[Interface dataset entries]
┌──
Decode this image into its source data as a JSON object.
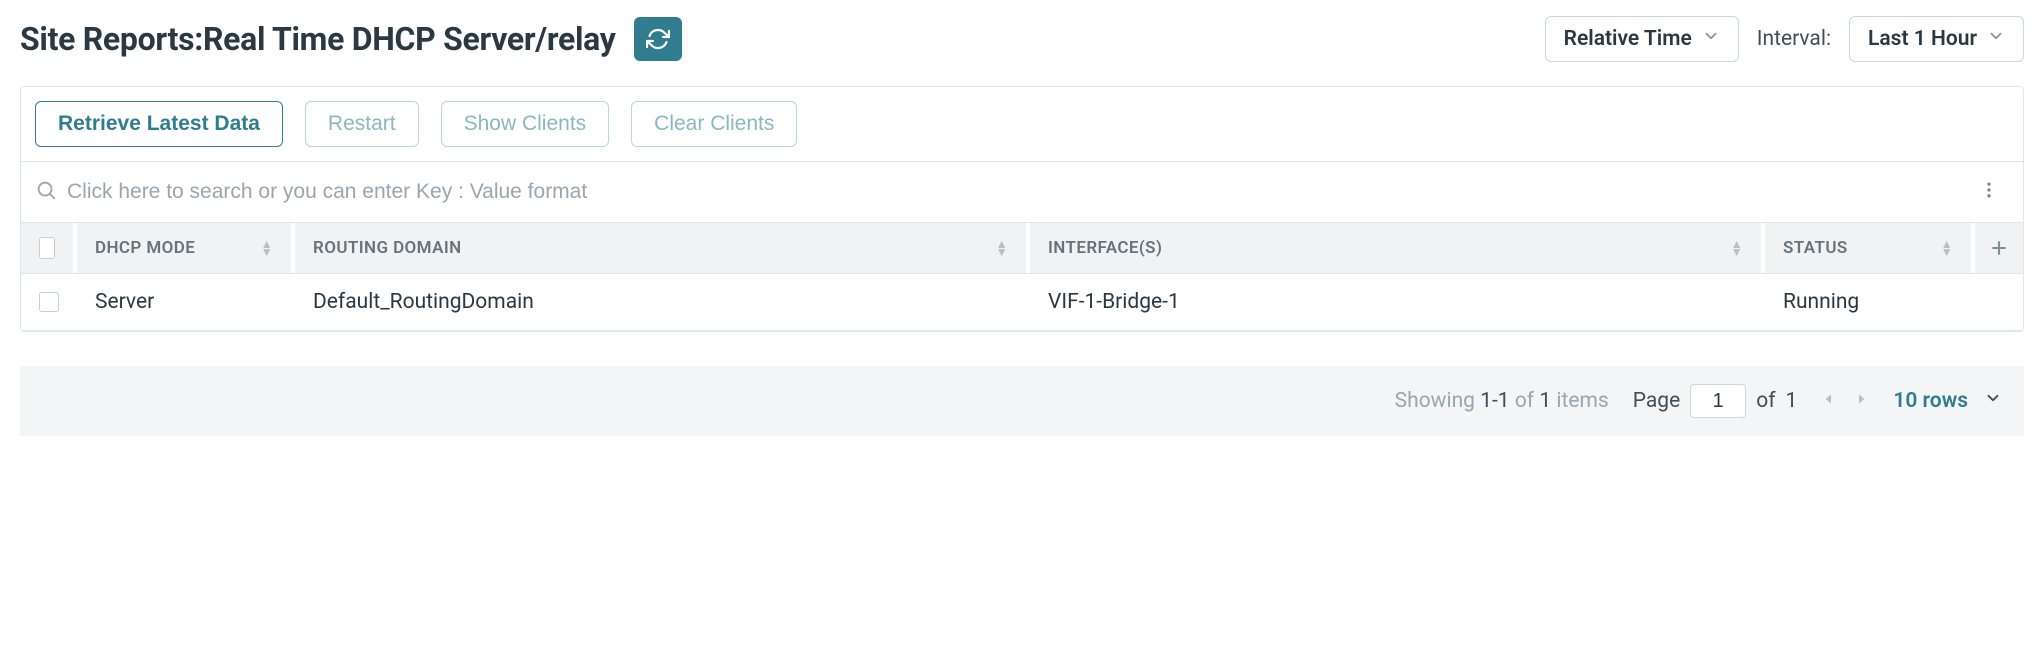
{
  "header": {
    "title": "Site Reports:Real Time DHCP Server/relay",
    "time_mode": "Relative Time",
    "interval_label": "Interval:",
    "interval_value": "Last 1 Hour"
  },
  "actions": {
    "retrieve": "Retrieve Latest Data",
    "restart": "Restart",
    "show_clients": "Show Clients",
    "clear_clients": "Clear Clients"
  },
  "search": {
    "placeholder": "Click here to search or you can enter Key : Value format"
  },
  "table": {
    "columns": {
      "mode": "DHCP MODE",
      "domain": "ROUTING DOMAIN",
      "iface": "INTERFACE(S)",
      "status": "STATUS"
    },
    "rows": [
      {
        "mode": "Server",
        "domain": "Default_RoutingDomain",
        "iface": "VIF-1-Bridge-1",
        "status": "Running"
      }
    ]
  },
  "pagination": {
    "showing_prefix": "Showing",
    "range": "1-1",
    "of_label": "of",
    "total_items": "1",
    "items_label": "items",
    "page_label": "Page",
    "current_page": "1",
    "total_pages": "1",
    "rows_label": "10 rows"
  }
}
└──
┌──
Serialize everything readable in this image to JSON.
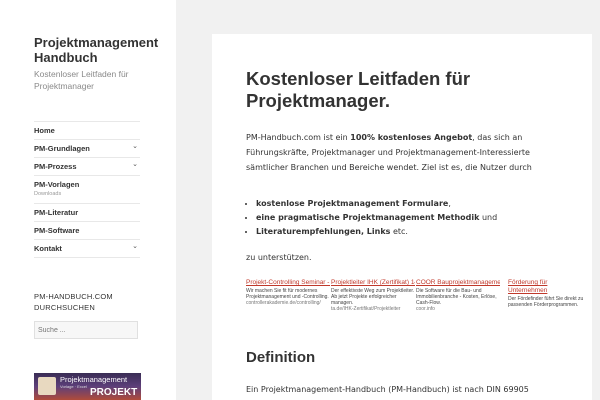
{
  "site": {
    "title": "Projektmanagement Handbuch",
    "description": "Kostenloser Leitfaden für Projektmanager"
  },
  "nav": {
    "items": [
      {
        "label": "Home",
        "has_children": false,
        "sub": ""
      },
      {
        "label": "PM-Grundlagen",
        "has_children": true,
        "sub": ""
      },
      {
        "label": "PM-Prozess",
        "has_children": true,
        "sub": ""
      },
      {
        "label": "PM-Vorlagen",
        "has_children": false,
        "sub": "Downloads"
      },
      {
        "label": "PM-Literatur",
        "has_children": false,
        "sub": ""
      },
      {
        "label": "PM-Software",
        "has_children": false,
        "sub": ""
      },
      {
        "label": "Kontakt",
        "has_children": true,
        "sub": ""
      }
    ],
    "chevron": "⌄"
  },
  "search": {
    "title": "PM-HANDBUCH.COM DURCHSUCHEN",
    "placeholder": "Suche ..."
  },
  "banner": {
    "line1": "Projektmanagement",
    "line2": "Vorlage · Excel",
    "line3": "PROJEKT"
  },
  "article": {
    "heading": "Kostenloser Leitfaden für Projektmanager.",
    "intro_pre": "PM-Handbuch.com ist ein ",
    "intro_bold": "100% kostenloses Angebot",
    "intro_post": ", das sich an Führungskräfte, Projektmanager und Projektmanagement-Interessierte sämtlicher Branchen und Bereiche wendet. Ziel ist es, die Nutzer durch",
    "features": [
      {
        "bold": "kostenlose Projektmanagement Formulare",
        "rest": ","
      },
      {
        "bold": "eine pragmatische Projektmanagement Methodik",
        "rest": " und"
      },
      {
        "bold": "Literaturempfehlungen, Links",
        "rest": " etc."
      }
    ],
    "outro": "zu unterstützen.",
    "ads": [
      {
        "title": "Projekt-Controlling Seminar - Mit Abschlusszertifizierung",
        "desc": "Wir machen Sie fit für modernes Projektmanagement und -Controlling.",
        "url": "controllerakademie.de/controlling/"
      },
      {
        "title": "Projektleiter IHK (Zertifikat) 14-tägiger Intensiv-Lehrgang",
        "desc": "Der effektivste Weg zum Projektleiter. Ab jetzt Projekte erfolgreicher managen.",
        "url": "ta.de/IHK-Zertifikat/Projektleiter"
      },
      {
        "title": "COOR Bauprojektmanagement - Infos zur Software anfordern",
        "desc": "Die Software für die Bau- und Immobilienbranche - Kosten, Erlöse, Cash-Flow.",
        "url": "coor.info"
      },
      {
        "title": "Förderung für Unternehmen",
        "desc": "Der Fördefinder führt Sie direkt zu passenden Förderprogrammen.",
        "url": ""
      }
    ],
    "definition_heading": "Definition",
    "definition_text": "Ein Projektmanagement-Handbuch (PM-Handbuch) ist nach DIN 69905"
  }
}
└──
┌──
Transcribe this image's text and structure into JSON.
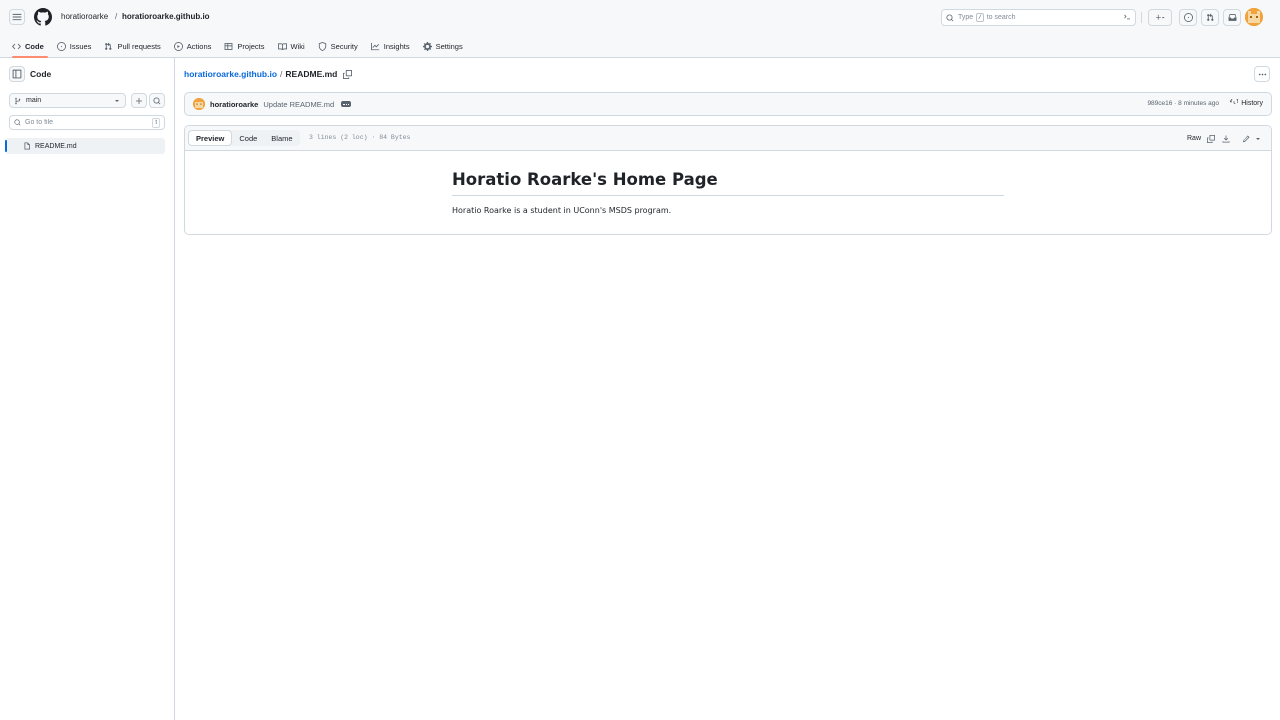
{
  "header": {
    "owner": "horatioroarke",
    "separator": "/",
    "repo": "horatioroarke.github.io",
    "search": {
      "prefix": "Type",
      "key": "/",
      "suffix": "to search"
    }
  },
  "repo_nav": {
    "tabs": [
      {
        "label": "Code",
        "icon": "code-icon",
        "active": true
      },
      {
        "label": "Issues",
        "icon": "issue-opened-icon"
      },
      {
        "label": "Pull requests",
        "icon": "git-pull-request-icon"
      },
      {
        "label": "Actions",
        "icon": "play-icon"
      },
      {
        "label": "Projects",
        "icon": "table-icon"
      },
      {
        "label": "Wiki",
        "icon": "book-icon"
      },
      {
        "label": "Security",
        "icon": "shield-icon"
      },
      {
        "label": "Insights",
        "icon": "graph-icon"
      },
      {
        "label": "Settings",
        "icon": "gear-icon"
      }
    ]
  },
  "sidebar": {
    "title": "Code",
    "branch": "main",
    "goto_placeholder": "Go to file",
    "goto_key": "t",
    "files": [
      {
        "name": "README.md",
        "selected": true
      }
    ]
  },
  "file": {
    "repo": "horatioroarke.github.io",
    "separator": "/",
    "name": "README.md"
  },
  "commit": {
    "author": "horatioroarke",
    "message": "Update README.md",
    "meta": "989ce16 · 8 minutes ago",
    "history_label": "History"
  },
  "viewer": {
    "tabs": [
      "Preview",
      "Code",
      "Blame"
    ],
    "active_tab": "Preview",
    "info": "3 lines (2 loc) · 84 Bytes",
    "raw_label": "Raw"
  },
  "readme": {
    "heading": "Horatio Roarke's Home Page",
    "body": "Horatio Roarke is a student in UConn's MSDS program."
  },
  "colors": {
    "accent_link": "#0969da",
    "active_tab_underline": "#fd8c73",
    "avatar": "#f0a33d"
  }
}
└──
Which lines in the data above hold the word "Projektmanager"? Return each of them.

— Task answer —
    "description": "Kostenloser Leitfaden für Projektmanager"
    "heading": "Kostenloser Leitfaden für Projektmanager.",
    "intro_post": ", das sich an Führungskräfte, Projektmanager und Projektmanagement-Interessierte sämtlicher Branchen und Bereiche wendet. Ziel ist es, die Nutzer durch",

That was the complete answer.